(Records for this exercise Opens)

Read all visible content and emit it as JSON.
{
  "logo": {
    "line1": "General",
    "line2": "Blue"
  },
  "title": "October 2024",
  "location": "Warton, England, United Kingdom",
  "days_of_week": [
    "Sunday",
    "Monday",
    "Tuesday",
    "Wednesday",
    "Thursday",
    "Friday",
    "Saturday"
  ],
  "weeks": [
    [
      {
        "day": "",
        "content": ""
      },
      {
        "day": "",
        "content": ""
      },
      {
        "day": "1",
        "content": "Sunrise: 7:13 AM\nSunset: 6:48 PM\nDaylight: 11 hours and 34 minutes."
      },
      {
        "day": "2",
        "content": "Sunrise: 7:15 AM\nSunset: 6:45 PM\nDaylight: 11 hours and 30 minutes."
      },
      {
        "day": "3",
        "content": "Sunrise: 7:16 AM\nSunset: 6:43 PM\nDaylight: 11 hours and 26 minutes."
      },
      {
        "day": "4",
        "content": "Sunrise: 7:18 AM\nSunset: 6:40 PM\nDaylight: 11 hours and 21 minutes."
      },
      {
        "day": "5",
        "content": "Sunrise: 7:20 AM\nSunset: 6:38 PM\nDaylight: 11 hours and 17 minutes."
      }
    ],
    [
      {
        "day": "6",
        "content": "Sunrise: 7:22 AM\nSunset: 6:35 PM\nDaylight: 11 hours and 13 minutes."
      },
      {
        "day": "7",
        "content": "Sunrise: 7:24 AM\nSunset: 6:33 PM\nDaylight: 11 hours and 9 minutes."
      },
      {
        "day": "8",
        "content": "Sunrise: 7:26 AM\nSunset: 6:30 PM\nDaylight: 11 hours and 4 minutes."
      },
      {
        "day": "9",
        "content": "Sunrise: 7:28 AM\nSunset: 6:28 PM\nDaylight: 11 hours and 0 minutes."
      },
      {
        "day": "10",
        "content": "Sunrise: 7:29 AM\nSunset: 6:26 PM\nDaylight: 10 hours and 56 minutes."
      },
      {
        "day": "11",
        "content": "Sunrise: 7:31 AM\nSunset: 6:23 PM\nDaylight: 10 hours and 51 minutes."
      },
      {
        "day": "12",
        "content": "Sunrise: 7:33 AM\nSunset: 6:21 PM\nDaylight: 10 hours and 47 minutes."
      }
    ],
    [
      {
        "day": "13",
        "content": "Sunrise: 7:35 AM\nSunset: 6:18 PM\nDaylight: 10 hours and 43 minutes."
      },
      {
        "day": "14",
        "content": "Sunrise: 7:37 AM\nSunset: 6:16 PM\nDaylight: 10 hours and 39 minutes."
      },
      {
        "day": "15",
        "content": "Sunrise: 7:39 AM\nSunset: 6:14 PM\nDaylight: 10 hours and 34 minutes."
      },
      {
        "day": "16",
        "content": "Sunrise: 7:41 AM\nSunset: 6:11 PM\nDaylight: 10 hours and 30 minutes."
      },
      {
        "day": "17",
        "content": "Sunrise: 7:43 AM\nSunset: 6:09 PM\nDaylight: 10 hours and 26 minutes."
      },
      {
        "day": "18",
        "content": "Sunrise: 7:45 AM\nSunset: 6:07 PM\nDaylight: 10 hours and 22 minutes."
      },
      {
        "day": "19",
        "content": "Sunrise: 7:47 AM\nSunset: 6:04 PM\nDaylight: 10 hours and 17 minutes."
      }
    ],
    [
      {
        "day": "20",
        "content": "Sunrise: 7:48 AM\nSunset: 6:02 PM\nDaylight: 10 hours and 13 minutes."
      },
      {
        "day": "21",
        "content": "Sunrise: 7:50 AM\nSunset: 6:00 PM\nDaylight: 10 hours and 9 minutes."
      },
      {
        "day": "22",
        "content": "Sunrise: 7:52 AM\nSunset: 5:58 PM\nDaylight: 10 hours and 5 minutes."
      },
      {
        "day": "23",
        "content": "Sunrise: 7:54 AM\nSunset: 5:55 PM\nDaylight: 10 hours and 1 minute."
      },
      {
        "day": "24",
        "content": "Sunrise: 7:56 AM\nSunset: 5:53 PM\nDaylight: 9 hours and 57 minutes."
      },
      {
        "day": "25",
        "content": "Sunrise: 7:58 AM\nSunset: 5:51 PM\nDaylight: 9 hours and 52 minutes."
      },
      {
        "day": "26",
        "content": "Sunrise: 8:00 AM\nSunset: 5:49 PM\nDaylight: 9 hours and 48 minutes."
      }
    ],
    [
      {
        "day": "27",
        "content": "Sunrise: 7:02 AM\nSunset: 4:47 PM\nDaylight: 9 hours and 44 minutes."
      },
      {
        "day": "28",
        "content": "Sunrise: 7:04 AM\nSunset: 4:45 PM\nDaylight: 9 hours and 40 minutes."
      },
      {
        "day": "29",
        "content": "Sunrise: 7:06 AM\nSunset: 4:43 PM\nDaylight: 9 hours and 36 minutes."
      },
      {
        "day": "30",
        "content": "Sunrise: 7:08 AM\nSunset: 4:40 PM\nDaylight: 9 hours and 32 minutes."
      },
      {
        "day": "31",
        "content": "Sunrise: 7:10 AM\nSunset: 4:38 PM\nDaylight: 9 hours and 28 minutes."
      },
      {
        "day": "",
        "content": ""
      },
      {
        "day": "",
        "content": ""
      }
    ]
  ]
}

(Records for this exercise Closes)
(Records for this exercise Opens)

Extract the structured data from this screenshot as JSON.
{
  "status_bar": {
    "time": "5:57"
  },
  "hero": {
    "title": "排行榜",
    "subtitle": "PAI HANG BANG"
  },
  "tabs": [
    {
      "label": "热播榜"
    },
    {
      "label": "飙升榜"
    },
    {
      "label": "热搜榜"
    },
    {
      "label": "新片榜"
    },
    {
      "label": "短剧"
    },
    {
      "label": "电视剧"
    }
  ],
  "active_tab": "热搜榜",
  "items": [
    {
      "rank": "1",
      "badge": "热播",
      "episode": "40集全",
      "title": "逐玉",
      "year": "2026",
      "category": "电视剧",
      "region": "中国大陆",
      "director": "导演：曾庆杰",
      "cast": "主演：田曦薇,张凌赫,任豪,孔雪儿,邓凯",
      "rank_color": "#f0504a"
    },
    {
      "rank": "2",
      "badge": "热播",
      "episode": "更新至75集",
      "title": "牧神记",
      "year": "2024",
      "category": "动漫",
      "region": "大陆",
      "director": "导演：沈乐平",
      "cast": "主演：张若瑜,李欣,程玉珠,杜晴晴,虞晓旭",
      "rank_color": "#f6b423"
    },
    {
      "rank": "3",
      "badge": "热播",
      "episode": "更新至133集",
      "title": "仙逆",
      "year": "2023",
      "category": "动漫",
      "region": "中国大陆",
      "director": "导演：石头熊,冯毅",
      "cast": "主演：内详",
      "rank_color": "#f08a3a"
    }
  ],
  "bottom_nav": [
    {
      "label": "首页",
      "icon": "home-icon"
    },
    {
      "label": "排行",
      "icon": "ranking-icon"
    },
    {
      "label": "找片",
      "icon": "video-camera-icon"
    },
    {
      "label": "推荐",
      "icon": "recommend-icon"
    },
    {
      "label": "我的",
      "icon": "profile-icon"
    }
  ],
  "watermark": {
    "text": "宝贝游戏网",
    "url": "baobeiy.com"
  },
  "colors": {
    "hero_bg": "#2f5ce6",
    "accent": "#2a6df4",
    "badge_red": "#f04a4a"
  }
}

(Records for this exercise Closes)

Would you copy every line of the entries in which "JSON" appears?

Reply to the exercise:
Read all visible content and emit it as JSON.
Extract the structured data from this screenshot as JSON.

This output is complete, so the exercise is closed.